About the FICO Credit Score

Since we live in an computer-driven society, it should come as no surprise that your ability to repay your mortgage comes down to a single number. This score is created by credit agencies. They use the payment history of your various loans: credit cards, mortgages, car/boat loans and others.

Each of the three credit agencies has its own formula for building your credit score. The original FICO score was developed by Fair Isaac and Company. While Experian still calls its score "FICO", TransUnion calls its score "Beacon" and Equifax uses "Empirica." While the formulas vary, the differences aren't huge; all of the agencies use the following to calculate your credit score:

  • Your Credit History - How long have you had credit?
  • Late Payments - Have you paid more than 30 days late?
  • Balances on your Credit Cards - How many accounts do you hold, and how much do you owe on them?
  • Requests for Credit - How many times have you had your credit checked for a loan?

These factors are weighted differently depending on which formula the agency uses. Each formula produces a single number which varies slightly from one agency to another. Credit scores can be as low as 300 and as high as 800. Higher scores are better. Most home buyers in the current environment have a score above 620.

Your score greatly affects your interest rate

FICO scores are used for more than just determining whether or not you qualify for a mortgage. Higher scores indicate you are probably a better credit risk, and thus may qualify for a better mortgage rate.

Can I improve my credit score?

Is it possible to improve your FICO score? Despite what you hear from "credit repair" companies, the score is formulated from your lifetime credit history, so it's not possible to raise it significantly in the short term. (Of course you can and should have incorrect items removed from your credit report.)

Getting your FICO score

Before you can improve your score, you have to obtain your score and be sure that the credit reports from each reporting agency are correct. Fair Isaac, the corporation that offered the first FICO credit score, offers FICO scores on its website: myFICO.com. For a reasonable fee, you can quickly get your FICO from all three reporting agencies, along with your credit report. Also available are helpful information and tools that help you understand how to improve your FICO score.

You can get a free credit report once per year from all three credit reporting agencies at AnnualCreditReport.com. While this report does not include a free credit score, the cost to "upgrade" your report to include a credit score is very reasonable.

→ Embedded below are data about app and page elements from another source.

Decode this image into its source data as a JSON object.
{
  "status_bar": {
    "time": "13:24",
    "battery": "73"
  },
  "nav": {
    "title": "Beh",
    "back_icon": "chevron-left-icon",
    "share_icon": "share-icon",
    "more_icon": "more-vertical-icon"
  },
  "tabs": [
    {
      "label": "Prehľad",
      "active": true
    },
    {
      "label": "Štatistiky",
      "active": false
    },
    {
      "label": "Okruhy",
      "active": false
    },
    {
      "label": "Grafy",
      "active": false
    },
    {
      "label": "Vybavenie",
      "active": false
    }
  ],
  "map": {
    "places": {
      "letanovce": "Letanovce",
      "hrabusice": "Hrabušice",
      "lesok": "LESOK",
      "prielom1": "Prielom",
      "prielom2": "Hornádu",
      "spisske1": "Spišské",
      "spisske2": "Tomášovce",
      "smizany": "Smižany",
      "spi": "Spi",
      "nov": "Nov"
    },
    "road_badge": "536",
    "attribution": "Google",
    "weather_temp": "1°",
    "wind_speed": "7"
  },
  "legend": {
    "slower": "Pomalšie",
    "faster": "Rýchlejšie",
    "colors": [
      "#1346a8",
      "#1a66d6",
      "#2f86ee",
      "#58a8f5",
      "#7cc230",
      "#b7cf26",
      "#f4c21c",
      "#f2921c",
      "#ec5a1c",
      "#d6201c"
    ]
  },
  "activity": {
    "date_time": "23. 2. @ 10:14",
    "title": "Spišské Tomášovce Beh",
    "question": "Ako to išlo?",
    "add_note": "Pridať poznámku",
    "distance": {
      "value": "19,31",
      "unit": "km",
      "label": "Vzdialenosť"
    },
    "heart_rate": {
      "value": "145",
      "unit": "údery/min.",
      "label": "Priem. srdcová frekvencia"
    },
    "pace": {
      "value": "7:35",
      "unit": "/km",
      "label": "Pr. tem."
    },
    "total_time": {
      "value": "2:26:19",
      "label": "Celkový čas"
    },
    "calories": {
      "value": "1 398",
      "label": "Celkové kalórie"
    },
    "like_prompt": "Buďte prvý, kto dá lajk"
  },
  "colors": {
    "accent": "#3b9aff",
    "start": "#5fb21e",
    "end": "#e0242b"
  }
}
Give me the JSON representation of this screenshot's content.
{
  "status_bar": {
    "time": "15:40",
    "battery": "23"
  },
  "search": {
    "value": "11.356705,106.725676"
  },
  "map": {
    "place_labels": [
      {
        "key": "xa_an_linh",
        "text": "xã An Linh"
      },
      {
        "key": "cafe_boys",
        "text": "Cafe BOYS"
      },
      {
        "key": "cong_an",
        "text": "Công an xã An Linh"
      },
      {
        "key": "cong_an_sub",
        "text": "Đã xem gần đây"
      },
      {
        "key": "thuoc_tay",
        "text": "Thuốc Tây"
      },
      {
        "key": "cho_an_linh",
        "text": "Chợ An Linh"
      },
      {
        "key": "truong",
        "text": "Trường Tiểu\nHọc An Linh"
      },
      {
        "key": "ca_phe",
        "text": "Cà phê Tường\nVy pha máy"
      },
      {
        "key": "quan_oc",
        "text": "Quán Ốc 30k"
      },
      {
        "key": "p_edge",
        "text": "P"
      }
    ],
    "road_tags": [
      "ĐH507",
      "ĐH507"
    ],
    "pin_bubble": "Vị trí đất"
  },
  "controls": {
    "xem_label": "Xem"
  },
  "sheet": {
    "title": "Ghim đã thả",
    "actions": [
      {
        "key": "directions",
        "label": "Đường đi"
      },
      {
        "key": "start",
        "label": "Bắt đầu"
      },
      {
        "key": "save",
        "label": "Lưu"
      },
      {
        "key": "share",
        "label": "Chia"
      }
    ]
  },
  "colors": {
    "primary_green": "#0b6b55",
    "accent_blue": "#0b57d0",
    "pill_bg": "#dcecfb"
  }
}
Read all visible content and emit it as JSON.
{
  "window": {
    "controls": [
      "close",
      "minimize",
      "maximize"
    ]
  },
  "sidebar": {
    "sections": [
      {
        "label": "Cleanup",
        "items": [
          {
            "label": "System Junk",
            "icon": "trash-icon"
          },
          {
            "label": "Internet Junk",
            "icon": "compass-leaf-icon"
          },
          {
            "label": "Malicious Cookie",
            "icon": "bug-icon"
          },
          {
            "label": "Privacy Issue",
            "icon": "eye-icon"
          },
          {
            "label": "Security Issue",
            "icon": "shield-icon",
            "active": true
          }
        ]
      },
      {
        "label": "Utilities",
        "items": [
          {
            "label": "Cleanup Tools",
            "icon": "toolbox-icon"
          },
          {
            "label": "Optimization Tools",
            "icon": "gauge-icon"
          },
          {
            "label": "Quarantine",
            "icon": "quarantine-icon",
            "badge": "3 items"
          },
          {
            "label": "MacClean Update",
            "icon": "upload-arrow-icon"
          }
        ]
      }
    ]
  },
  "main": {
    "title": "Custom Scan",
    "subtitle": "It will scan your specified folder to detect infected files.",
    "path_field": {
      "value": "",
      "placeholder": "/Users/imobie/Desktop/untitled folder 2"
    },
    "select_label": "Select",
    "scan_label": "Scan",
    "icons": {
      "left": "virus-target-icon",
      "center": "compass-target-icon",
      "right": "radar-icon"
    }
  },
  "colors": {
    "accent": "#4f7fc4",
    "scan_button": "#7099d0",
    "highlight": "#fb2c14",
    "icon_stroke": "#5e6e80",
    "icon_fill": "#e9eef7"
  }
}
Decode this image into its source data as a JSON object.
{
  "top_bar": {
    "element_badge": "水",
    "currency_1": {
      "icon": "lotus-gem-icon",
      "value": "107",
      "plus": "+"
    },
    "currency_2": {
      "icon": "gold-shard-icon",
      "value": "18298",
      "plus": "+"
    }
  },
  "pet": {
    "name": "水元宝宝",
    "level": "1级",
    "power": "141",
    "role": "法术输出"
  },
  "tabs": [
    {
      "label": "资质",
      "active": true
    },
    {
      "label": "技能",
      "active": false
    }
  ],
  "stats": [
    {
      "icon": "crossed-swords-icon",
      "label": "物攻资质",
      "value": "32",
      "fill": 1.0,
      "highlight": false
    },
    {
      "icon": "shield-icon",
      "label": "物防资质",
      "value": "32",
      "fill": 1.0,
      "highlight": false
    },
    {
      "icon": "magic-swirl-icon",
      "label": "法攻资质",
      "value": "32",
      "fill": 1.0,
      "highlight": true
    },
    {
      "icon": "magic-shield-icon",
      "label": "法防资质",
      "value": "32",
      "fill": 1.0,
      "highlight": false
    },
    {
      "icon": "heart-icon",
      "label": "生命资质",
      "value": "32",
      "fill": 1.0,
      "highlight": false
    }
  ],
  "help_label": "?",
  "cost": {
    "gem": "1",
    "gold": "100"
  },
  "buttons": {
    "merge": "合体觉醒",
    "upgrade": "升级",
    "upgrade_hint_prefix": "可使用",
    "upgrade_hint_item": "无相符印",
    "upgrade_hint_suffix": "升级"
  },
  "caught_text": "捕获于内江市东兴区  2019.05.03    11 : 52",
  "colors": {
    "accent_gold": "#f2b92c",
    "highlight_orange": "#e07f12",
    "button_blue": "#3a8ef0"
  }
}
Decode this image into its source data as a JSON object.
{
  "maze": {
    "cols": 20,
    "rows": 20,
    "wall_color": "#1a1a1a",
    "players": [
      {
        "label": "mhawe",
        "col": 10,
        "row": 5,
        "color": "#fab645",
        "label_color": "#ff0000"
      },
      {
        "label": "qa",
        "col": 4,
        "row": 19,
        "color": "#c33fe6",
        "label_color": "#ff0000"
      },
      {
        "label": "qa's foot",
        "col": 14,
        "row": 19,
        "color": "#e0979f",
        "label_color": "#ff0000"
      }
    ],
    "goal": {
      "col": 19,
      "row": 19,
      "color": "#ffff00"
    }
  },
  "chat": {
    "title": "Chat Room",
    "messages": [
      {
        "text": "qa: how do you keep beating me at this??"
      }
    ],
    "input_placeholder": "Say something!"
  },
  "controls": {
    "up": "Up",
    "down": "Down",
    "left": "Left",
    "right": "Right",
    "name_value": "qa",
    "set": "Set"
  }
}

Now that you have all the facts, you'll be a more informed consumer and you'll be better positioned to obtain the right mortgage for you.

Want to know more about credit scores? Call us: 561-373-4149.